The Italian Army likely had more authorized variations in uniform dress than any other during the war. All variations had different insignia. The following list only highlights the major uniform differences.
Bersaglieri (motorized infantry): Red fez with a blue cord and tassel instead of a bustina. Leather leggings instead of puttees. Dress uniform included a low crowned, black waxed leather hat with plume.
Alpini (mountain troops): Tyrolean hat with feather. Often wore high socks instead of puttees (but puttees were often worn). Mountain boots.
Paracadutisti (airborne): M41 g-v uniform (collarless tunic, long pants), g-v beret with fregio, tall parachutist jump boots.
Corazzato (armored): Black leather coat.
Camicia Nera (Black Shirt): Black shirt instead of the g-v, black fez with black cord and tassel. Black puttees.
Uniform images above courtesy Italian Regalia.
In The Field
The M40 overcoat was made from the same g-v wool as the uniform. There was a dismounted and mounted version, distinguished mainly by the size of the collar and cut of the coat skirts. The dismounted version had a smaller, angular collar and straight skirts. The mounted had a large, rounded collar and the skirts flared from the waist. Both were single-breasted with two large slit hip pockets, closed by a straight flap. No button was provided to secure the flap. There were two small slit breast pockets without flaps, closed by a small button. These pockets were unusual, as the pocket opening was vertical, not horizontal.
The attached shoulder straps were of the same material and fixed with one small button. The large straight cuffs could be rolled down over the hands for protection. A small button on the back of the sleeve secures the cuffs when not being used in this manner. No mostrini was worn on the collar, only large size aluminum stars.
The M1929 Tenda Telo (tent cloth) served both as a poncho and could be assembled with other telos into a tent.
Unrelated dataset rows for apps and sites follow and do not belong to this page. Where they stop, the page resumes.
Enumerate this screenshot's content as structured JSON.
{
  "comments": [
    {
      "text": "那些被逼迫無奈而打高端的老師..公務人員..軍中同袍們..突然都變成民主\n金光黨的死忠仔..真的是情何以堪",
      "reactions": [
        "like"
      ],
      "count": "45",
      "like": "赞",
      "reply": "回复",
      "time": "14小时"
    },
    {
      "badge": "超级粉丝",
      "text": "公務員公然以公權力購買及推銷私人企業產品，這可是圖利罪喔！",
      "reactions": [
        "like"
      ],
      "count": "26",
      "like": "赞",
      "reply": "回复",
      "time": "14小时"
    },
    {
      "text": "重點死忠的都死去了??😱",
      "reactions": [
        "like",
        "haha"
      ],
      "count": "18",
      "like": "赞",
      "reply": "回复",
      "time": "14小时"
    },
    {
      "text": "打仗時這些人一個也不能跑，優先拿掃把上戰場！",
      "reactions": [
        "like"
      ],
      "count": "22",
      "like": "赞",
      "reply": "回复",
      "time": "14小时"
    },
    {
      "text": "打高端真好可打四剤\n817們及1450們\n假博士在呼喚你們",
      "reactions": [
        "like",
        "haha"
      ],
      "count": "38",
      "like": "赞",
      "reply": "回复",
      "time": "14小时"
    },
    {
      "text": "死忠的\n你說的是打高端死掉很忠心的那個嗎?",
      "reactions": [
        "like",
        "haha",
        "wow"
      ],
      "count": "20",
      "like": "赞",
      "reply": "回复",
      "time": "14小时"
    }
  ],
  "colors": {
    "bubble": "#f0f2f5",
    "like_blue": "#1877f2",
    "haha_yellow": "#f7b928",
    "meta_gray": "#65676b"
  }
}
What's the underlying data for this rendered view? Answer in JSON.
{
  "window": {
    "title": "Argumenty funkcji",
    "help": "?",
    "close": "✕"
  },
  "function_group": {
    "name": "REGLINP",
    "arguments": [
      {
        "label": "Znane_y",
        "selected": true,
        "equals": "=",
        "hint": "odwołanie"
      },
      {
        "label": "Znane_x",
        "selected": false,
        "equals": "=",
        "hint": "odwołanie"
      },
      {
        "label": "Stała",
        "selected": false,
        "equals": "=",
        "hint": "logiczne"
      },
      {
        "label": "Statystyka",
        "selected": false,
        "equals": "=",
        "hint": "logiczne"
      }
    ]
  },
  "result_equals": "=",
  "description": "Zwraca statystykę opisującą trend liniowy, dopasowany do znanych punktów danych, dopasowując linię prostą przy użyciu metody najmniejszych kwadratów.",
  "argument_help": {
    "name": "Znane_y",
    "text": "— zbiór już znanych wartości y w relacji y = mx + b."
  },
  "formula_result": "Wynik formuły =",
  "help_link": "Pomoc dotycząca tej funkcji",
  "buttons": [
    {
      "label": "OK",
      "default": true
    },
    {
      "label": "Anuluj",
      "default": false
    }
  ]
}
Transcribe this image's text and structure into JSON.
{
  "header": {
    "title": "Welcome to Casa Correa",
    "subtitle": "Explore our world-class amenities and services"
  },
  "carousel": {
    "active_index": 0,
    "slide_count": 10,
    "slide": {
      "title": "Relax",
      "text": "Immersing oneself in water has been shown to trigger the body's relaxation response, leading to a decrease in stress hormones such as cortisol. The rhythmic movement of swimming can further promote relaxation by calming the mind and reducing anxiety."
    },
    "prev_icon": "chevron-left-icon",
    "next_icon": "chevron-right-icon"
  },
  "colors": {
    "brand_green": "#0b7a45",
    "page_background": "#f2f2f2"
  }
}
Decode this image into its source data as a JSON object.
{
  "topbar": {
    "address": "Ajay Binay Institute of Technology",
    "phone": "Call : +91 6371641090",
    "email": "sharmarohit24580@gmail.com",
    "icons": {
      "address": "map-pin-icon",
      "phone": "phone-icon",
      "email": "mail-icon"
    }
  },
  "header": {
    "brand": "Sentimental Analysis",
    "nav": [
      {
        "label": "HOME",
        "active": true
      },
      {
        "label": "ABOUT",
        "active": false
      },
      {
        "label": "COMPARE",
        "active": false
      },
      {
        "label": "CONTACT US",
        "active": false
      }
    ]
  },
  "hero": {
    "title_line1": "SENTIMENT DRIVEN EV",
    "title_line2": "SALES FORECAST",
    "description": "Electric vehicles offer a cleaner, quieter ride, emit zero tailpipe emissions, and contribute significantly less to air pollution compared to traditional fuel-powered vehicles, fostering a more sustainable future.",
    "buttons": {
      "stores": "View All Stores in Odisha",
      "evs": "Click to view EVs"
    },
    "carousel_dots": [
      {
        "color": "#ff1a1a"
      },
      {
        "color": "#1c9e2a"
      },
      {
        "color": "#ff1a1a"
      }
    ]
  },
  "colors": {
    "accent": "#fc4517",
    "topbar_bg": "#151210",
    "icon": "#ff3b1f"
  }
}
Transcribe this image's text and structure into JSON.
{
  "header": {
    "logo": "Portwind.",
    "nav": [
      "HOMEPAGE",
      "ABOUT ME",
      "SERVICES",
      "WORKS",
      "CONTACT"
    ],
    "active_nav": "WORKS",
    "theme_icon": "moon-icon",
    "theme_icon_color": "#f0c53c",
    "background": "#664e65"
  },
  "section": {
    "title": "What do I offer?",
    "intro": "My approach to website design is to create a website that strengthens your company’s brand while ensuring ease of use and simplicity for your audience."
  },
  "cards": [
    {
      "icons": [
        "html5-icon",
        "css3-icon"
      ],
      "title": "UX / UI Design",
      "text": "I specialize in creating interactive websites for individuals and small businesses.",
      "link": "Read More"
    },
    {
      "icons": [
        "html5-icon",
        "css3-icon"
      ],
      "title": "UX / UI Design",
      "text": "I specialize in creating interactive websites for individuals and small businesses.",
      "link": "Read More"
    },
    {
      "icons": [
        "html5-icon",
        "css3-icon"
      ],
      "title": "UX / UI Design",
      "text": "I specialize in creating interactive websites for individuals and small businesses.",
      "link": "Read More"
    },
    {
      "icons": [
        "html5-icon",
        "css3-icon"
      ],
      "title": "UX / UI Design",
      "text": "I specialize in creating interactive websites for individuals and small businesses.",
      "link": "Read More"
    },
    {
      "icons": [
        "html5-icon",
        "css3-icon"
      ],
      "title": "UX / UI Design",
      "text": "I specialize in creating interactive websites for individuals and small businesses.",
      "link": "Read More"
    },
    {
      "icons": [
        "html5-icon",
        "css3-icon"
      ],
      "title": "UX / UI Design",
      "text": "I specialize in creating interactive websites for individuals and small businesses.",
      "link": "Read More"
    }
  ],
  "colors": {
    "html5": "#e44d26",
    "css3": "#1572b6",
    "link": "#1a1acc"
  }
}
The telo was a square cloth made from cotton duck material, printed with a camouflage pattern on one side. The telo has an array of buttons and buttonholes for connecting multiple telos, and the necessary poles and ropes. No other rain gear was provided to the soldier.
In all, the Italian service uniform was both distinctive and striking. The very functional bustina and the open-collar belted tunic made for a very modern appearance. This was counterbalanced by the old-style pants and puttees. This combination gave the Italian soldier a unique appearance from other armies during the war.
Coccia, Sergio Le uniformi metropolitane del Regio Esercito dalla riforma Baistrocchi all’inizio della Seconda Guerra Mondiale
Marizatti, Paulo Uniformi e distintivi Italiani 1933-1945
Viotti, Andrea Uniformi e distintivi dell’Esercito Italiano nella seconda Guerra mondiale 1940-1945